The book reminded me of another one I had read way, way back called No Man Friday by a writer named Rex Gordon. Same plot but different. No Man Friday was first released in 1956 and Mars was a very different place then, we knew much less about it in 1956, but much of the story line is familiar.

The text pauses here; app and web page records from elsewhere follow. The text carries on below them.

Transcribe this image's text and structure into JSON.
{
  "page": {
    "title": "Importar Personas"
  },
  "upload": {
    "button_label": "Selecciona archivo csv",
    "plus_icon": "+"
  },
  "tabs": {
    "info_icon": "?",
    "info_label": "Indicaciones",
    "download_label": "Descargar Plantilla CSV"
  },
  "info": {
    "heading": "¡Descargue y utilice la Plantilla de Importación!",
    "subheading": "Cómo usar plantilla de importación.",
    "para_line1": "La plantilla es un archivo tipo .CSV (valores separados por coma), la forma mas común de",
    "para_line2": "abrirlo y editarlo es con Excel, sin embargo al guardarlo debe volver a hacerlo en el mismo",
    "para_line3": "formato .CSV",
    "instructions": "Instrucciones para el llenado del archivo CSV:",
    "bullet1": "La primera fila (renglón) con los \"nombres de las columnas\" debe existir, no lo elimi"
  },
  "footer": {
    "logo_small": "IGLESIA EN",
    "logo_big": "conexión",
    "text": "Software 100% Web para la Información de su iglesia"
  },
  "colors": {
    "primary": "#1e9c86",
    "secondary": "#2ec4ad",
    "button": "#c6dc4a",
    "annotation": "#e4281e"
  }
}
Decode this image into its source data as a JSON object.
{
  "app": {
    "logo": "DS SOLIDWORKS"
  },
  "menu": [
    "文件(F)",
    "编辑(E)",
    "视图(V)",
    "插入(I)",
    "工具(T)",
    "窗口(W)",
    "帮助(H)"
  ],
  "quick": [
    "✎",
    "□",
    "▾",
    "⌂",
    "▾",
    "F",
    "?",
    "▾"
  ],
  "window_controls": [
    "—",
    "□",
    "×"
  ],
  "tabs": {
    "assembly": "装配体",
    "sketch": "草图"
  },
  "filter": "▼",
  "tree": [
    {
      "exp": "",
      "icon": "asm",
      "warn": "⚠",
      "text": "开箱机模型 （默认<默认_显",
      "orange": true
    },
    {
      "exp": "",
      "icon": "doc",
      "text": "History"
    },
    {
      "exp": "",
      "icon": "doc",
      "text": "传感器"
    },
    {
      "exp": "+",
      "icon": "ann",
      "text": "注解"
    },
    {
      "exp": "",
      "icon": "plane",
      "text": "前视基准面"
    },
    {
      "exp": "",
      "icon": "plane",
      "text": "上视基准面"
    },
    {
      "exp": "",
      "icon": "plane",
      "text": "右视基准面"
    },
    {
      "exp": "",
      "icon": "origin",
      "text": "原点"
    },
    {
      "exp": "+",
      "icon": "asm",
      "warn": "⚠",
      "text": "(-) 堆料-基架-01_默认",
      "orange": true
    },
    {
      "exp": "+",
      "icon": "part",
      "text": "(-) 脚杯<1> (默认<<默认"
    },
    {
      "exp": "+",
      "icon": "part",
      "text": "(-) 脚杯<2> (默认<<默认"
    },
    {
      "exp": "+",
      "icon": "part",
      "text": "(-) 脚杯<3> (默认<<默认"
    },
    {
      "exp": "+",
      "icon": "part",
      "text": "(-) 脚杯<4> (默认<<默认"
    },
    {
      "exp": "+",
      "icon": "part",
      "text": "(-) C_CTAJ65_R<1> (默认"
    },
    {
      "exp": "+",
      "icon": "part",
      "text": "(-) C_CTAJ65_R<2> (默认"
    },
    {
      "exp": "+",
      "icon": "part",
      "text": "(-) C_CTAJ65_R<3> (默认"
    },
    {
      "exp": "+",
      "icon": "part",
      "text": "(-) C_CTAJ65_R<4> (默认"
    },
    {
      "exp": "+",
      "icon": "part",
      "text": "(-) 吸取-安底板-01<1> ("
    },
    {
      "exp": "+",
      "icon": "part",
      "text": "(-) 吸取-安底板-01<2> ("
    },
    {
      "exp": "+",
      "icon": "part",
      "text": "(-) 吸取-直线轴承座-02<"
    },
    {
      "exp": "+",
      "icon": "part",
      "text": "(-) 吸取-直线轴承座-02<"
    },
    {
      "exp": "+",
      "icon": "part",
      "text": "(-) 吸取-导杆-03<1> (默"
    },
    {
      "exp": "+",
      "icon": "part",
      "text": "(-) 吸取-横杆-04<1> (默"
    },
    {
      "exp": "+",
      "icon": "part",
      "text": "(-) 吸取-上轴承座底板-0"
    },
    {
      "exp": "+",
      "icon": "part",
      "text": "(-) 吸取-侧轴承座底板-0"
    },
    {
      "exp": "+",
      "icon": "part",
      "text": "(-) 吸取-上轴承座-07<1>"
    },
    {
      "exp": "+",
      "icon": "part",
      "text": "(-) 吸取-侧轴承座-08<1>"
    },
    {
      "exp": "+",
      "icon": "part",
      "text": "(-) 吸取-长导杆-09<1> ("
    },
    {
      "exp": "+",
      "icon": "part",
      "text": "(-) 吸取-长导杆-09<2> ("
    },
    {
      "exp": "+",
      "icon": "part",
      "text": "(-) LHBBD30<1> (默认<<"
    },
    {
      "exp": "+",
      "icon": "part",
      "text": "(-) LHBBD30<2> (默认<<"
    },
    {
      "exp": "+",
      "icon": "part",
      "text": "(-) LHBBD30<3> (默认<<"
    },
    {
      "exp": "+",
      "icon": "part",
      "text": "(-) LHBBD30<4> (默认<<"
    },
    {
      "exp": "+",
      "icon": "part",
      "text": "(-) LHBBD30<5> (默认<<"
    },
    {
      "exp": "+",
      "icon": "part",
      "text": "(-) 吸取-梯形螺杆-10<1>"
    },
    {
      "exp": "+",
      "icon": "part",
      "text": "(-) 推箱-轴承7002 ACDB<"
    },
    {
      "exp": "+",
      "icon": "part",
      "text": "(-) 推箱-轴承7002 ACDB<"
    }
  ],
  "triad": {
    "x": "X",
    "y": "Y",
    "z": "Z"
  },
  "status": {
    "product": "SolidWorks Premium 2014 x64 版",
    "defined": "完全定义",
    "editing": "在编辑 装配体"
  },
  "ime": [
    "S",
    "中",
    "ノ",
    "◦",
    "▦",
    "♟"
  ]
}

This time it is a British manned expedition to Mars and again only one survivor. In this book the rest of the crew die before they land due to an airlock failure whilst our hero is EVA (outside the ship). The sole survivor crash lands on Mars, not being a pilot, and then has to figure out how to survive. Like the Andy Weir’s Mark Watney, Rex Gordan’s Gordon Holder, (yes same name as the author) creates his own air plant and water recycling equipment. However, unlike the 2015 hero, our 1956 hero is on a Mars with plant life and so is able to cultivate that. The first part is almost the same as both protagonists, using their technical skills, devise sources of oxygen and water. This is where the two books diverge, because the 1956 Mars is populated by Martians who eventually help Rex Gordon’s hero stay alive for fifteen years until an American mission is able to find him and take him home. There are no native Martians on Andy Weir’s Mars, not even bacteria. The book, The Martian has been made into a movie and I have not as yet seen this and await in anticipation to see how well the director has turned it into a visual experience or, like so often happens, mangled the plot and changed the characters around to suit their own interpretation of what could have been a great movie. Ok so I am a cynic, but it happens over and over; my fault for reading so many books.
Mind you, having said all that, the trailer looks hopeful.